» Data shown
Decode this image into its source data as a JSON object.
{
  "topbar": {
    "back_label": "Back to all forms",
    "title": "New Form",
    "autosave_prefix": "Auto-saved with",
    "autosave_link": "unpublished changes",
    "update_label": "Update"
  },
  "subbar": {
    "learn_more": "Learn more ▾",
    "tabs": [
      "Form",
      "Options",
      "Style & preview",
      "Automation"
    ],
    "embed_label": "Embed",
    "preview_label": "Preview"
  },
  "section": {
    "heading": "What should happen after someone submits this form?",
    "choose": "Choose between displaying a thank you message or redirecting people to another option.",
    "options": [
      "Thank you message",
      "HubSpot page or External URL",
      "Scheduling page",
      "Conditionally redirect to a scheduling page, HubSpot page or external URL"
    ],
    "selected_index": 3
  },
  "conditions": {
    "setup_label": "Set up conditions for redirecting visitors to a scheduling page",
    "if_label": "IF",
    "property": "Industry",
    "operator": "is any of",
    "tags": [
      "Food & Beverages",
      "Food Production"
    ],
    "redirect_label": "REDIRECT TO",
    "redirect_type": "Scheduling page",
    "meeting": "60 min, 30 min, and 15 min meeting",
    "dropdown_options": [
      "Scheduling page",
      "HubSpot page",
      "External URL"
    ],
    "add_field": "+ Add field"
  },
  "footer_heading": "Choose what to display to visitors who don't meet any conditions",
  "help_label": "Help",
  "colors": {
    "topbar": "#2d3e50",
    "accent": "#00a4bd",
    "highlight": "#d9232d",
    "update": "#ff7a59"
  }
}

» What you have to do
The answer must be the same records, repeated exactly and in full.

» Result of the task
Decode this image into its source data as a JSON object.
{
  "topbar": {
    "back_label": "Back to all forms",
    "title": "New Form",
    "autosave_prefix": "Auto-saved with",
    "autosave_link": "unpublished changes",
    "update_label": "Update"
  },
  "subbar": {
    "learn_more": "Learn more ▾",
    "tabs": [
      "Form",
      "Options",
      "Style & preview",
      "Automation"
    ],
    "embed_label": "Embed",
    "preview_label": "Preview"
  },
  "section": {
    "heading": "What should happen after someone submits this form?",
    "choose": "Choose between displaying a thank you message or redirecting people to another option.",
    "options": [
      "Thank you message",
      "HubSpot page or External URL",
      "Scheduling page",
      "Conditionally redirect to a scheduling page, HubSpot page or external URL"
    ],
    "selected_index": 3
  },
  "conditions": {
    "setup_label": "Set up conditions for redirecting visitors to a scheduling page",
    "if_label": "IF",
    "property": "Industry",
    "operator": "is any of",
    "tags": [
      "Food & Beverages",
      "Food Production"
    ],
    "redirect_label": "REDIRECT TO",
    "redirect_type": "Scheduling page",
    "meeting": "60 min, 30 min, and 15 min meeting",
    "dropdown_options": [
      "Scheduling page",
      "HubSpot page",
      "External URL"
    ],
    "add_field": "+ Add field"
  },
  "footer_heading": "Choose what to display to visitors who don't meet any conditions",
  "help_label": "Help",
  "colors": {
    "topbar": "#2d3e50",
    "accent": "#00a4bd",
    "highlight": "#d9232d",
    "update": "#ff7a59"
  }
}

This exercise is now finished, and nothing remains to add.